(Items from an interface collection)
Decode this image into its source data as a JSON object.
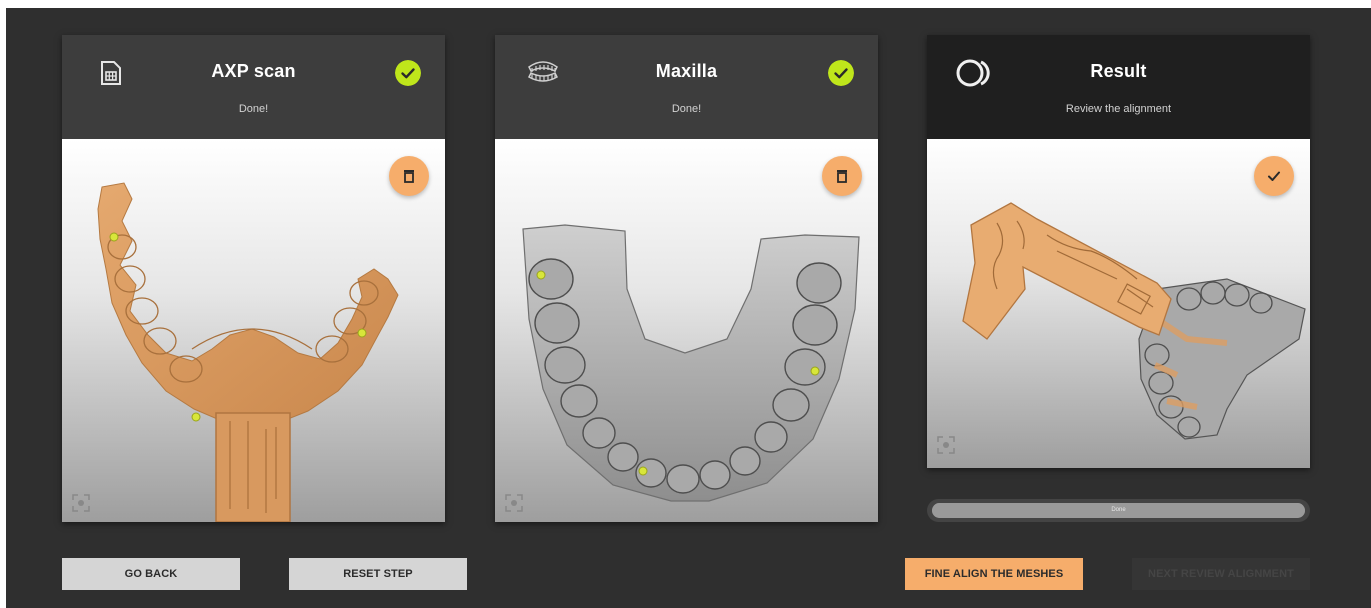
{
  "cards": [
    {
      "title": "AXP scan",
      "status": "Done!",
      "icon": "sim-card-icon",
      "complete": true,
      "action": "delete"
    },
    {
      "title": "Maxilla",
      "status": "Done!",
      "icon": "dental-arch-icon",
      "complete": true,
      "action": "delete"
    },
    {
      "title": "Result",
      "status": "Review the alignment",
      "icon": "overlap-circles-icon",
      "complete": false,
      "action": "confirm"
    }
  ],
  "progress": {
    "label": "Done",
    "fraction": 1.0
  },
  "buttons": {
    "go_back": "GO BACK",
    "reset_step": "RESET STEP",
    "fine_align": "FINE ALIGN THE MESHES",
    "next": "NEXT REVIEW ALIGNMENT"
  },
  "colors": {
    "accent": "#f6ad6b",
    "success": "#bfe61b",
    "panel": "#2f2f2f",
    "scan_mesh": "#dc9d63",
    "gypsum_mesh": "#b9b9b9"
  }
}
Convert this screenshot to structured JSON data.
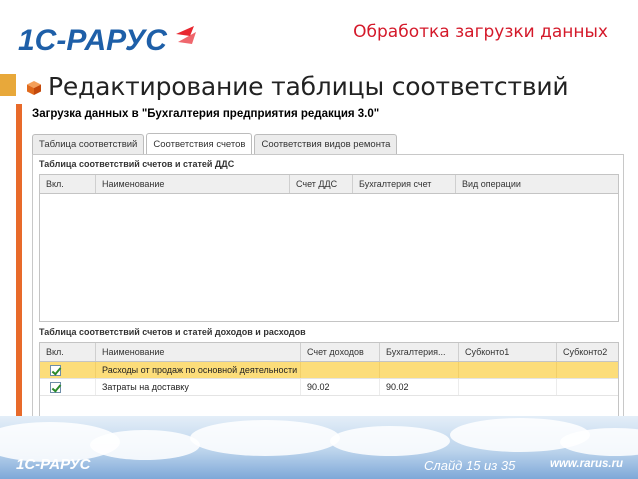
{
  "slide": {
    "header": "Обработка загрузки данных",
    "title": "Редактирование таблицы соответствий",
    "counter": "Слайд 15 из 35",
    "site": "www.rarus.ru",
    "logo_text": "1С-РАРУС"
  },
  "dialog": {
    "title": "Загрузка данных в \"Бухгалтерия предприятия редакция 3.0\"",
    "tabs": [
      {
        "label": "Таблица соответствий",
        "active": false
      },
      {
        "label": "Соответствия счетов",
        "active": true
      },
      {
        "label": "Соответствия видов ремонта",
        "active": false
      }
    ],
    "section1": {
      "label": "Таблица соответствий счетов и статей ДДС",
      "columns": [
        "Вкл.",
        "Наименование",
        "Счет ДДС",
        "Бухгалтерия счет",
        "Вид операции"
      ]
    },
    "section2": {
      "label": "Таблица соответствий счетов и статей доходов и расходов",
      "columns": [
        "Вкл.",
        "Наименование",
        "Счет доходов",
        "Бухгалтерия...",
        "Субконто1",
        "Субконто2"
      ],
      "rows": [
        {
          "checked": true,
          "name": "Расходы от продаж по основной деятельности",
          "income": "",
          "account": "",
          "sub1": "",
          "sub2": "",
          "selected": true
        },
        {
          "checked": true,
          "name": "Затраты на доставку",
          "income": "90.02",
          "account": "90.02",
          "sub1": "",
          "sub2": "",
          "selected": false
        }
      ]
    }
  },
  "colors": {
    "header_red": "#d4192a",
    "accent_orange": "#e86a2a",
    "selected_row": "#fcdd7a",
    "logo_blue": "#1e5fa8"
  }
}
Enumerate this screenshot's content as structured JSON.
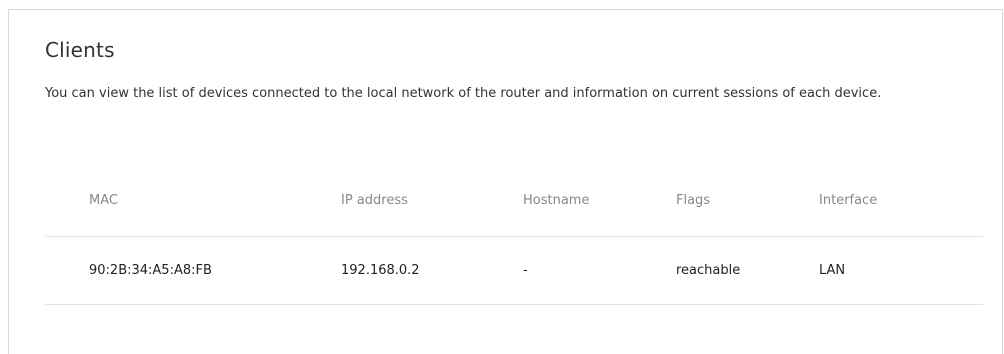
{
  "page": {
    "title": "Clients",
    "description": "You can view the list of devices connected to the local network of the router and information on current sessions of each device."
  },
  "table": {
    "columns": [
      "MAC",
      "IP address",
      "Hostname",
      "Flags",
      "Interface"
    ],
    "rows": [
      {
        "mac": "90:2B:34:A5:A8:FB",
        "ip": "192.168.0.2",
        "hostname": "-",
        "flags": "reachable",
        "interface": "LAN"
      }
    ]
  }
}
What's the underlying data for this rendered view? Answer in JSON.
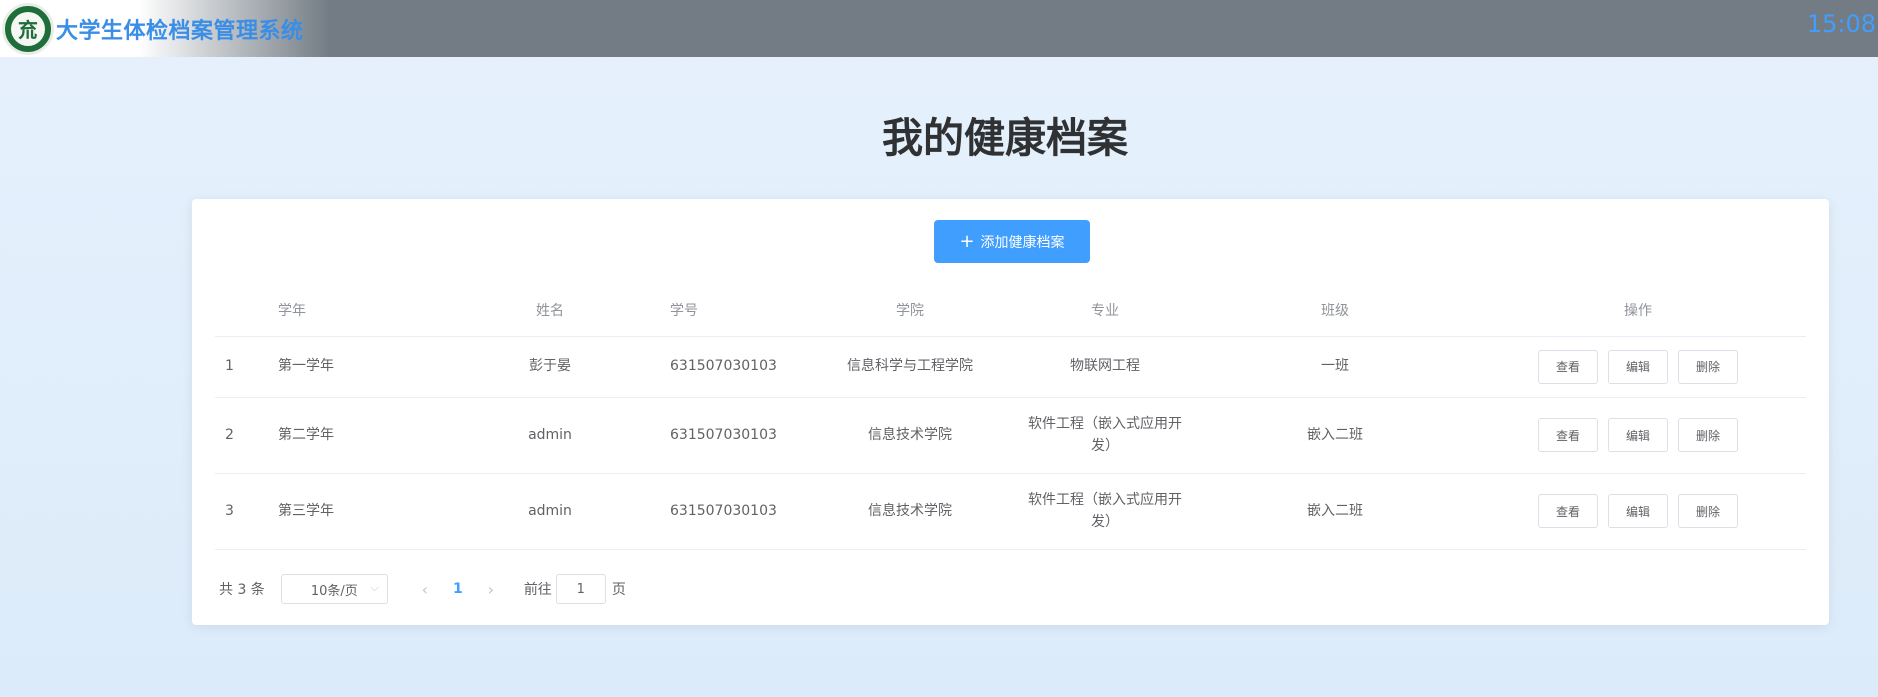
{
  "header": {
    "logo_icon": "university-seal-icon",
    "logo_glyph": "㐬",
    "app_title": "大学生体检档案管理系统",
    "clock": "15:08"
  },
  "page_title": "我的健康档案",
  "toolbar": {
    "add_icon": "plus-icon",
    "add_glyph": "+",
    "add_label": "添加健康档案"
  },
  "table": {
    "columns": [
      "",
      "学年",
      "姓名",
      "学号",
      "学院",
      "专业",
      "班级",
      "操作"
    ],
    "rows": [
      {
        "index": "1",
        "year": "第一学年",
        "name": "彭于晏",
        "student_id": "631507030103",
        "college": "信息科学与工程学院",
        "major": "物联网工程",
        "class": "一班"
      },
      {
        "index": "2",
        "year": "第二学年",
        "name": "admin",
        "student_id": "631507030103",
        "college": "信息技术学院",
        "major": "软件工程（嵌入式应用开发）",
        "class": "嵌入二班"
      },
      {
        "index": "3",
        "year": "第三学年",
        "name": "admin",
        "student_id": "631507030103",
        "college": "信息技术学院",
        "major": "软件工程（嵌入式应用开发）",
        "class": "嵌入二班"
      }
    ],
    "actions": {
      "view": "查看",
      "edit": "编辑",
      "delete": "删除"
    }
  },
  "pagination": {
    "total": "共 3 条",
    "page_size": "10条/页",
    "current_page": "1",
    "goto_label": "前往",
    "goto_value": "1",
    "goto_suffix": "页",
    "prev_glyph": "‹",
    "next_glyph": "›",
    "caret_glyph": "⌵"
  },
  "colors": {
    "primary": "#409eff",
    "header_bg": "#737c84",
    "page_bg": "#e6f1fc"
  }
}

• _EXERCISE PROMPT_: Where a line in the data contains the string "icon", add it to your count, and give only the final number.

• _ANSWER FOR THE TASK_: 5